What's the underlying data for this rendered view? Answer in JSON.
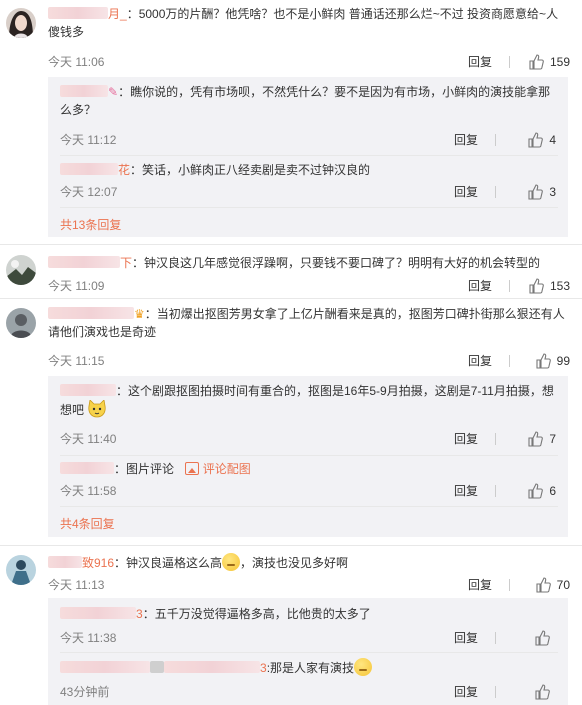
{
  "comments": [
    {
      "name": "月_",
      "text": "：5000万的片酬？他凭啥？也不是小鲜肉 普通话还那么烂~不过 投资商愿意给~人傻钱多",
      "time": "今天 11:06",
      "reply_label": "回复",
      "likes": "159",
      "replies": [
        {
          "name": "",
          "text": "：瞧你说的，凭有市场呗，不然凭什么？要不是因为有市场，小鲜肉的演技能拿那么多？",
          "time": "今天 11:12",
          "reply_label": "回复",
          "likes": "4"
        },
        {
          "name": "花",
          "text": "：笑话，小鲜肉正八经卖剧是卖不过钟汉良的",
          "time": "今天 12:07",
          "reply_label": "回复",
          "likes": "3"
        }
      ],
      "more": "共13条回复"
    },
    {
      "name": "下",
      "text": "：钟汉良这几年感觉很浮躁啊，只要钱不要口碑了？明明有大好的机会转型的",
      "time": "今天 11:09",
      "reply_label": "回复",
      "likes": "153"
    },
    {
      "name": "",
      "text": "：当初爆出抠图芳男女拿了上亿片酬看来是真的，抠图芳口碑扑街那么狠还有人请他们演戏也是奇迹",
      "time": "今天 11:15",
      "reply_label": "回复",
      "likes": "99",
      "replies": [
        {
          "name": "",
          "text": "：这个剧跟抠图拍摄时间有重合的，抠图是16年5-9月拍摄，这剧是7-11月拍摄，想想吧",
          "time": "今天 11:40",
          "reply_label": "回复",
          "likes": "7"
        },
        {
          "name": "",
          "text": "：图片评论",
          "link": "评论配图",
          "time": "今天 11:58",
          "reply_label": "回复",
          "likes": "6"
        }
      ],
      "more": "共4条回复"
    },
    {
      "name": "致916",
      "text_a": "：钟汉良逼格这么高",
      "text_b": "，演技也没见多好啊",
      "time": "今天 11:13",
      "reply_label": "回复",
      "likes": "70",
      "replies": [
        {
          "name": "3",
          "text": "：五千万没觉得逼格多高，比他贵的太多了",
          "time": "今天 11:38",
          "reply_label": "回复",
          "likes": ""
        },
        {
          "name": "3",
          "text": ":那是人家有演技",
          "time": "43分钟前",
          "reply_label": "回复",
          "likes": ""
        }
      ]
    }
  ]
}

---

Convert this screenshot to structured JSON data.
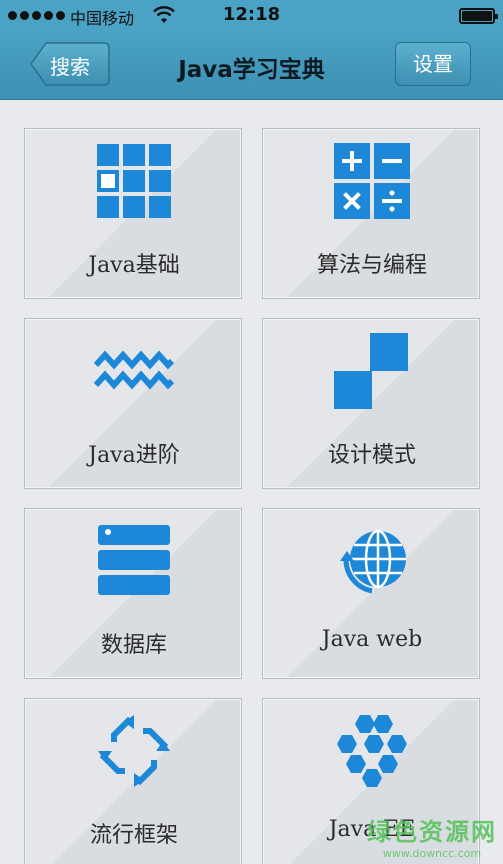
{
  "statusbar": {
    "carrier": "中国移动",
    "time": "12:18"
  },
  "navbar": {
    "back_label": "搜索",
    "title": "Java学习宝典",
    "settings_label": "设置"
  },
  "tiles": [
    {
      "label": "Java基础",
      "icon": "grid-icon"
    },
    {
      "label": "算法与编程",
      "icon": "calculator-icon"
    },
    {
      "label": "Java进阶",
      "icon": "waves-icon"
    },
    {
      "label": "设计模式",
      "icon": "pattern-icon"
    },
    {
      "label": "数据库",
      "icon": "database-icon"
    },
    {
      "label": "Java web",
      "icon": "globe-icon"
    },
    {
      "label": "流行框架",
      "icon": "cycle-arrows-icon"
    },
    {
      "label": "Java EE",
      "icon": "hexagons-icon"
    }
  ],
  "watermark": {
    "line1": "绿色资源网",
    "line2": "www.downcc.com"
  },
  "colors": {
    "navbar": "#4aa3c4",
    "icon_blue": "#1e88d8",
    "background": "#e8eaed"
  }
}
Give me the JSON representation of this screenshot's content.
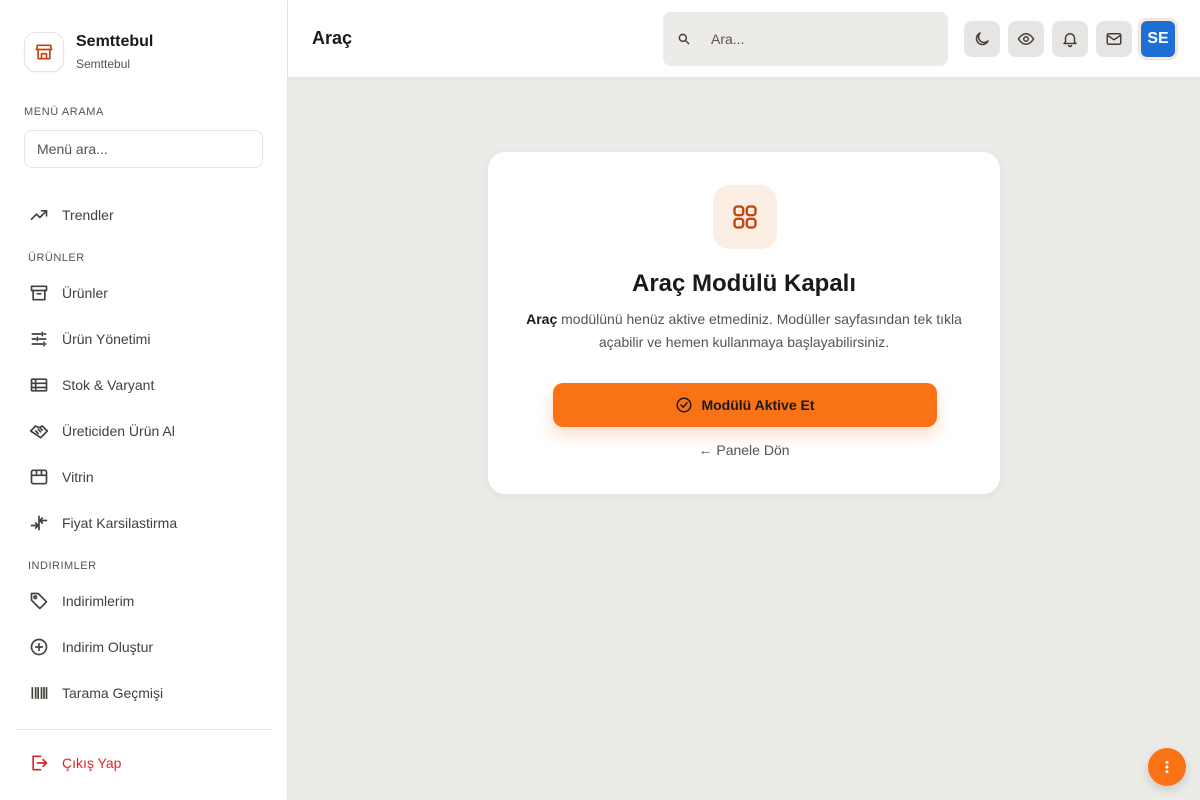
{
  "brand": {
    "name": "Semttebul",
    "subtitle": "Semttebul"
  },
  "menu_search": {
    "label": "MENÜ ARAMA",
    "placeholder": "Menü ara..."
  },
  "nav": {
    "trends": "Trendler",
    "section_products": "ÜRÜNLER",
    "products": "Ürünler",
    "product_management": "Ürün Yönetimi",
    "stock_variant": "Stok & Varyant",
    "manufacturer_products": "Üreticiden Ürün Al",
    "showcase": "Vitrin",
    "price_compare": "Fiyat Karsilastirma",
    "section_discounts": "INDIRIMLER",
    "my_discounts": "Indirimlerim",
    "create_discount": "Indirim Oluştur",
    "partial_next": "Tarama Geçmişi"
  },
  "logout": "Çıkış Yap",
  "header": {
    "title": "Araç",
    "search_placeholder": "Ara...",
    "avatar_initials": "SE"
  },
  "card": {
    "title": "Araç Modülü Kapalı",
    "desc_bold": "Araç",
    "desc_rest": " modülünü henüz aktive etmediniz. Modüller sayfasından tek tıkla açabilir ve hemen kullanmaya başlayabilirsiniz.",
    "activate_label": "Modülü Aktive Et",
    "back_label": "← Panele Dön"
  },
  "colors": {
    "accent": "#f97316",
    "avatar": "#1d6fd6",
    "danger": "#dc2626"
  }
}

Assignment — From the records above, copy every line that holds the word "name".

Solution for this problem —
      "name": "月_",
          "name": "",
          "name": "花",
      "name": "下",
      "name": "",
          "name": "",
          "name": "",
      "name": "致916",
          "name": "3",
          "name": "3",
    "name": "Semttebul",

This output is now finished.